The other common Sneetches, with nothing on their tummy, are called Plain-Belly.
"When a group thinks they're superior just because they're different physically – this shows how ridiculous prejudice is. The story ends with both groups realizing they've been played all along by a trickster," Sekar said.
According to Jonatan Cott’s 1983 book "Pipers at the Gates of Dawn: The Wisdom of Children's Literature," Seuss said the story was inspired by his opposition to anti-Semitism.
"The BFG" (1982) by Roald Dahl
"The books tells children not to be fooled by physical forms or appearances," Sekar said.
"The BFG" is one of Roald Dahl’s classics, adapted into a movie by Steven Spielberg in 2016.
It tells the story of a friendship between an orphaned young girl named Sophie and the BFG, short for "big friendly giant."
Giants are routinely demonized in children's stories and folktales around the world. In Indonesia, for example, the Javanese folktale "Timun Mas" features a green evil giant named Buto Ijo, who kidnaps young girls.
But Dahl shows that not all giants are bad. There are the man-eating giants led by Fleshlumpeater, but the BFG is an exception.

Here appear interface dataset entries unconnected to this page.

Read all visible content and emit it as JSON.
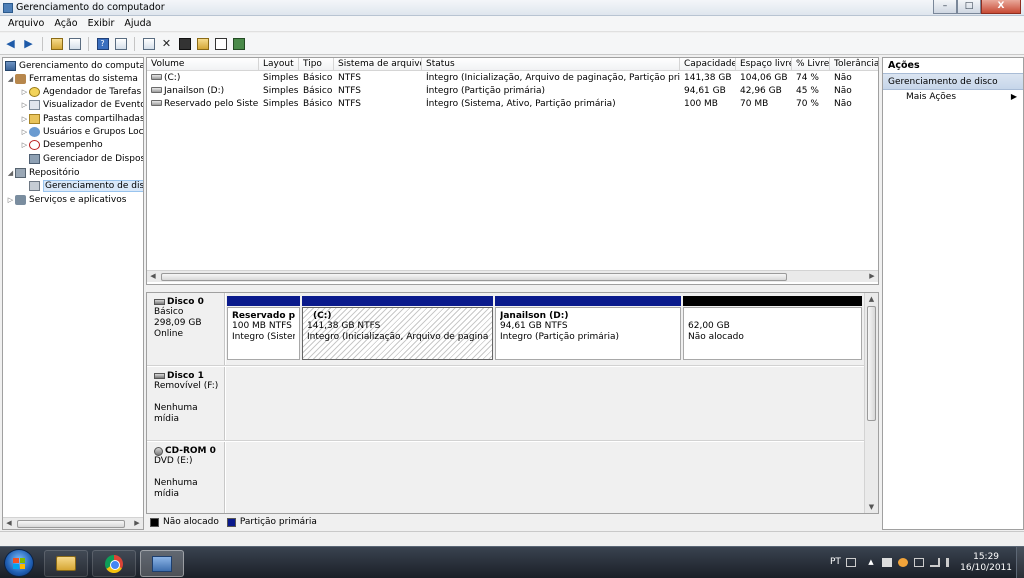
{
  "window": {
    "title": "Gerenciamento do computador",
    "buttons": {
      "minimize": "–",
      "maximize": "□",
      "close": "X"
    }
  },
  "menu": {
    "items": [
      "Arquivo",
      "Ação",
      "Exibir",
      "Ajuda"
    ]
  },
  "toolbar": {
    "icons": [
      "back-arrow-icon",
      "forward-arrow-icon",
      "up-folder-icon",
      "show-tree-icon",
      "help-icon",
      "properties-icon",
      "refresh-icon",
      "delete-icon",
      "properties-sheet-icon",
      "open-icon",
      "search-icon",
      "settings-icon"
    ]
  },
  "tree": {
    "items": [
      {
        "label": "Gerenciamento do computador",
        "icon": "computer-icon"
      },
      {
        "label": "Ferramentas do sistema",
        "icon": "tools-icon"
      },
      {
        "label": "Agendador de Tarefas",
        "icon": "clock-icon"
      },
      {
        "label": "Visualizador de Eventos",
        "icon": "event-log-icon"
      },
      {
        "label": "Pastas compartilhadas",
        "icon": "folder-icon"
      },
      {
        "label": "Usuários e Grupos Loca",
        "icon": "users-icon"
      },
      {
        "label": "Desempenho",
        "icon": "performance-icon"
      },
      {
        "label": "Gerenciador de Disposit",
        "icon": "device-icon"
      },
      {
        "label": "Repositório",
        "icon": "storage-icon"
      },
      {
        "label": "Gerenciamento de disco",
        "icon": "disk-icon"
      },
      {
        "label": "Serviços e aplicativos",
        "icon": "services-icon"
      }
    ]
  },
  "volumes": {
    "columns": [
      "Volume",
      "Layout",
      "Tipo",
      "Sistema de arquivos",
      "Status",
      "Capacidade",
      "Espaço livre",
      "% Livre",
      "Tolerância"
    ],
    "rows": [
      [
        "(C:)",
        "Simples",
        "Básico",
        "NTFS",
        "Íntegro (Inicialização, Arquivo de paginação, Partição primária)",
        "141,38 GB",
        "104,06 GB",
        "74 %",
        "Não"
      ],
      [
        "Janailson (D:)",
        "Simples",
        "Básico",
        "NTFS",
        "Íntegro (Partição primária)",
        "94,61 GB",
        "42,96 GB",
        "45 %",
        "Não"
      ],
      [
        "Reservado pelo Sistema",
        "Simples",
        "Básico",
        "NTFS",
        "Íntegro (Sistema, Ativo, Partição primária)",
        "100 MB",
        "70 MB",
        "70 %",
        "Não"
      ]
    ]
  },
  "disks": [
    {
      "name": "Disco 0",
      "lines": [
        "Básico",
        "298,09 GB",
        "Online"
      ],
      "partitions": [
        {
          "label": "Reservado pelo",
          "size": "100 MB NTFS",
          "status": "Íntegro (Sistema",
          "style": "primary"
        },
        {
          "label": "(C:)",
          "size": "141,38 GB NTFS",
          "status": "Íntegro (Inicialização, Arquivo de paginação, P",
          "style": "primary-selected"
        },
        {
          "label": "Janailson  (D:)",
          "size": "94,61 GB NTFS",
          "status": "Íntegro (Partição primária)",
          "style": "primary"
        },
        {
          "label": "",
          "size": "62,00 GB",
          "status": "Não alocado",
          "style": "unallocated"
        }
      ]
    },
    {
      "name": "Disco 1",
      "lines": [
        "Removível (F:)",
        "",
        "Nenhuma mídia"
      ]
    },
    {
      "name": "CD-ROM 0",
      "lines": [
        "DVD (E:)",
        "",
        "Nenhuma mídia"
      ]
    }
  ],
  "legend": [
    {
      "label": "Não alocado",
      "color": "#000000"
    },
    {
      "label": "Partição primária",
      "color": "#0a1a8c"
    }
  ],
  "actions": {
    "title": "Ações",
    "section": "Gerenciamento de disco",
    "more": "Mais Ações"
  },
  "taskbar": {
    "apps": [
      "windows-explorer-icon",
      "chrome-icon",
      "computer-management-icon"
    ],
    "language": "PT",
    "time": "15:29",
    "date": "16/10/2011"
  },
  "colors": {
    "primary_partition": "#0a1a8c",
    "unallocated": "#000000",
    "selection": "#d9e8f9"
  }
}
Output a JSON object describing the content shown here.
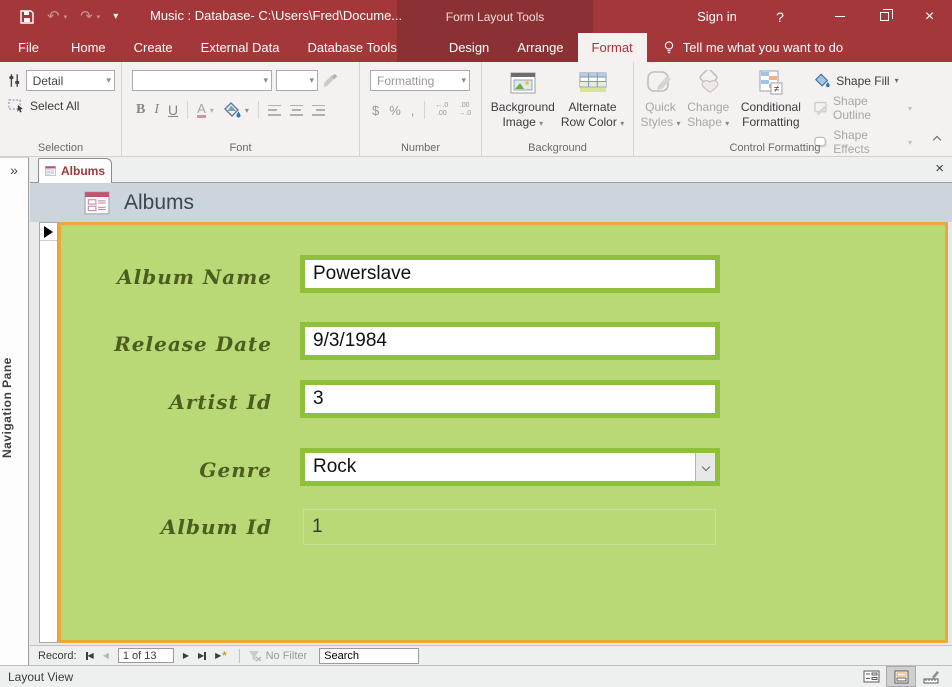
{
  "colors": {
    "red": "#a4373a",
    "red-dark": "#8b3134",
    "ribbon-bg": "#f5f1f1",
    "form-green": "#b9d876",
    "box-green": "#8fc03c",
    "orange": "#eda83c",
    "label-green": "#4b5e1f",
    "header-bg": "#ccd5db",
    "header-text": "#3a4750",
    "tab-red": "#9e3a38"
  },
  "icons": {
    "undo": "↶",
    "redo": "↷",
    "dropdown": "▾",
    "qat_dropdown": "▾",
    "close": "×",
    "help": "?",
    "nav_expand": "»",
    "tri_left": "◀",
    "tri_right": "▶",
    "new_star": "*"
  },
  "titlebar": {
    "title": "Music : Database- C:\\Users\\Fred\\Docume...",
    "contextual_label": "Form Layout Tools",
    "sign_in": "Sign in"
  },
  "menu": {
    "tabs": [
      "File",
      "Home",
      "Create",
      "External Data",
      "Database Tools"
    ],
    "contextual_tabs": [
      "Design",
      "Arrange"
    ],
    "active_tab": "Format",
    "tell_me": "Tell me what you want to do"
  },
  "ribbon": {
    "selection": {
      "combo_value": "Detail",
      "select_all": "Select All",
      "group": "Selection"
    },
    "font": {
      "group": "Font",
      "bold": "B",
      "italic": "I",
      "underline": "U",
      "font_color": "A"
    },
    "number": {
      "combo_value": "Formatting",
      "group": "Number",
      "currency": "$",
      "percent": "%",
      "comma": ",",
      "dec1": [
        "←.0",
        ".00"
      ],
      "dec2": [
        ".00",
        "→.0"
      ]
    },
    "background": {
      "group": "Background",
      "image_l1": "Background",
      "image_l2": "Image",
      "altrow_l1": "Alternate",
      "altrow_l2": "Row Color"
    },
    "control": {
      "group": "Control Formatting",
      "quick_l1": "Quick",
      "quick_l2": "Styles",
      "change_l1": "Change",
      "change_l2": "Shape",
      "cond_l1": "Conditional",
      "cond_l2": "Formatting",
      "fill": "Shape Fill",
      "outline": "Shape Outline",
      "effects": "Shape Effects"
    }
  },
  "document": {
    "tab_label": "Albums",
    "header_title": "Albums"
  },
  "form": {
    "fields": [
      {
        "label": "Album Name",
        "value": "Powerslave",
        "type": "text"
      },
      {
        "label": "Release Date",
        "value": "9/3/1984",
        "type": "text"
      },
      {
        "label": "Artist Id",
        "value": "3",
        "type": "text"
      },
      {
        "label": "Genre",
        "value": "Rock",
        "type": "combo"
      },
      {
        "label": "Album Id",
        "value": "1",
        "type": "readonly"
      }
    ]
  },
  "record_nav": {
    "label": "Record:",
    "position": "1 of 13",
    "no_filter": "No Filter",
    "search_value": "Search"
  },
  "status": {
    "view_label": "Layout View"
  },
  "nav_pane": {
    "label": "Navigation Pane"
  }
}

"Just because I is giant, you think I is a man-gobbling cannybull!" BFG says in his own idiosyncratic vernacular.
The BFG even helps Sophie and Queen Elizabeth II to capture the evil giants.
"The BFG also reminds us that people who are different from us can help us solve important problems," Sekar said.
"Laskar Pelangi" (2005) by Andrea Hirata
Inspired by Andrea’s own childhood, "Laskar Pelangi" (The Rainbow Troops) is a story of 10 children from different backgrounds set in the remote Belitung Island off the coast of Sumatra.
The children are united by one goal: getting a good education so they can get out of poverty.
Sekar found the friendship between the children very heartwarming.
"Minority" characters such as the Chinese-Indonesian A Kiong, Harun, who has down syndrome, and myopic Kucai, are not singled out for their differences in the book.
"The teacher, Bu Muslimah, also loves her students equally," Sekar said.
According to local news outlet Detik.com, Laskar Pelangi has been translated into more than 40 languages.
It was also adapted into an award-winning film by Riri Riza in 2008, and as a musical in 2011.